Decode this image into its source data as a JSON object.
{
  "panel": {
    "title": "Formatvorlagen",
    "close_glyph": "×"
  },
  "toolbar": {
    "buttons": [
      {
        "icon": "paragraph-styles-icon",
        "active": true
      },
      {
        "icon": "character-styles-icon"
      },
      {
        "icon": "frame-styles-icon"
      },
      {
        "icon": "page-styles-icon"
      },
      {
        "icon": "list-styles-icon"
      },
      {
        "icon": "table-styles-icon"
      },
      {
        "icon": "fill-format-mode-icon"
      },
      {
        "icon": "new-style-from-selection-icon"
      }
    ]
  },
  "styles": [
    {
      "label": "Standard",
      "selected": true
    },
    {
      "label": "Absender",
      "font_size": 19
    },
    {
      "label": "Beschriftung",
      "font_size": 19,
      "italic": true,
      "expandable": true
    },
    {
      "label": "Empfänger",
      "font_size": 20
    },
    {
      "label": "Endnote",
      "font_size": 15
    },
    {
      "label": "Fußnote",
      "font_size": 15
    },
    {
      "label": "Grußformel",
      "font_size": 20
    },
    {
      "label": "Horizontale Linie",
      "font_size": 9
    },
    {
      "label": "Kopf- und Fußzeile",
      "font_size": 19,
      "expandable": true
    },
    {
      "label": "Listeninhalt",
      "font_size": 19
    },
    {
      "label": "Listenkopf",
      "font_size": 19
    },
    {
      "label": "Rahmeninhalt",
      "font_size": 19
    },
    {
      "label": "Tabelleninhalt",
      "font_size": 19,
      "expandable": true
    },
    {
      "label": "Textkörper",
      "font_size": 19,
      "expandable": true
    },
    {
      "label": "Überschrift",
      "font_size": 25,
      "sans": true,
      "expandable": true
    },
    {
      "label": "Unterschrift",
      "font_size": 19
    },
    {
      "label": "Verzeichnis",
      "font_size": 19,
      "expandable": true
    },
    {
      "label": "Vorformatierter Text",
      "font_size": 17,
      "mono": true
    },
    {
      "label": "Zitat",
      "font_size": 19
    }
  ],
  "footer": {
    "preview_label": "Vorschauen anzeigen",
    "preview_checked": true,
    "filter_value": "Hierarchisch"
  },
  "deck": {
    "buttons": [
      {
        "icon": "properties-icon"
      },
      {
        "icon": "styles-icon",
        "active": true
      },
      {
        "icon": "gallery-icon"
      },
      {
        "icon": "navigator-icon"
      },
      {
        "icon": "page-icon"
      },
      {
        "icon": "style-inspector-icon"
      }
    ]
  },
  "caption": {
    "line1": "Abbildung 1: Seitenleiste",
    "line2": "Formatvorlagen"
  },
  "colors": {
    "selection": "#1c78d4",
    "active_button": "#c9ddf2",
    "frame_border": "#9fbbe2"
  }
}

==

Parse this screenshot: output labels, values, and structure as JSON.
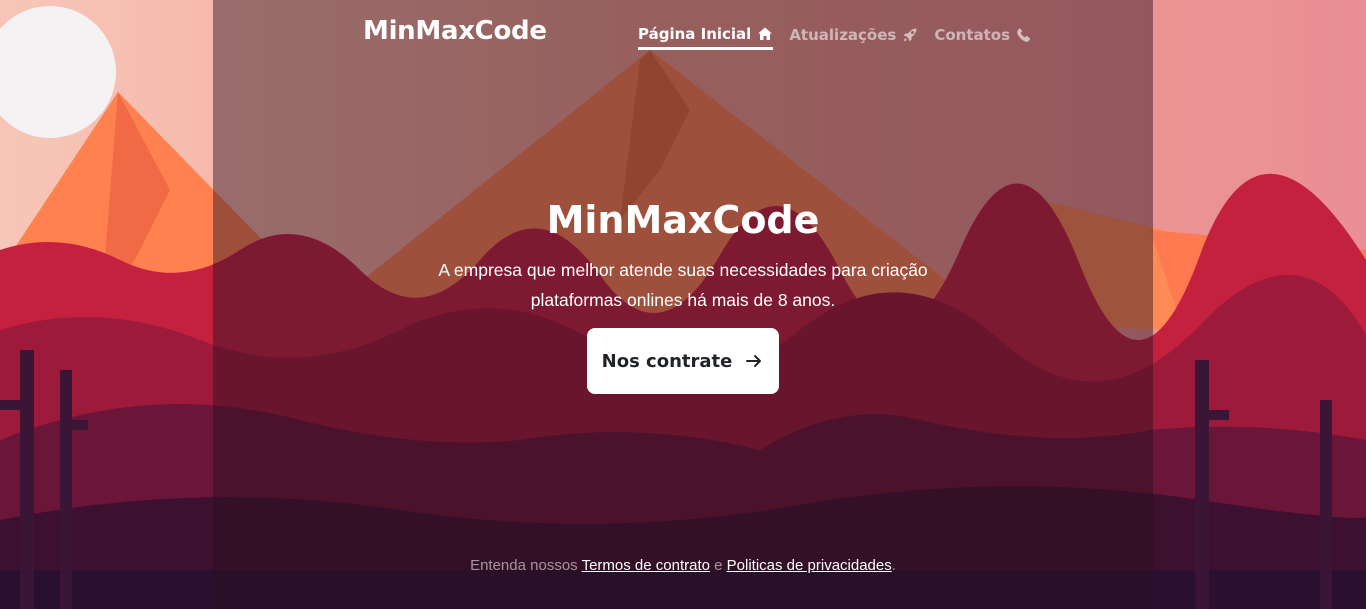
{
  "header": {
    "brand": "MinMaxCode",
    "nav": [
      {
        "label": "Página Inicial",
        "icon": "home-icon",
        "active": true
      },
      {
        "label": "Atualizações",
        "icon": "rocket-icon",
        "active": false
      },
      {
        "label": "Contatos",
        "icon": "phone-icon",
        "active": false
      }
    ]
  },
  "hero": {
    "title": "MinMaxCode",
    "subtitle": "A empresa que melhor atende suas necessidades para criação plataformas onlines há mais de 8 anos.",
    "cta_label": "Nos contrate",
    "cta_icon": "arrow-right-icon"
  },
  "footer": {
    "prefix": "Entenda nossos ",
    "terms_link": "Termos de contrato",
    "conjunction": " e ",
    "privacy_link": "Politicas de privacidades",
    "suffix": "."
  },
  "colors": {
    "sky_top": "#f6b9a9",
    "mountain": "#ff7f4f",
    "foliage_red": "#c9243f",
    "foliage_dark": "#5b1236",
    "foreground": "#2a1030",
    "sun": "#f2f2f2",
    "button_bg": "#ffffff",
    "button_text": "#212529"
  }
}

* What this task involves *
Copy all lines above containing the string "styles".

* Solution *
        "icon": "paragraph-styles-icon",
        "icon": "character-styles-icon"
        "icon": "frame-styles-icon"
        "icon": "page-styles-icon"
        "icon": "list-styles-icon"
        "icon": "table-styles-icon"
  "styles": [
        "icon": "styles-icon",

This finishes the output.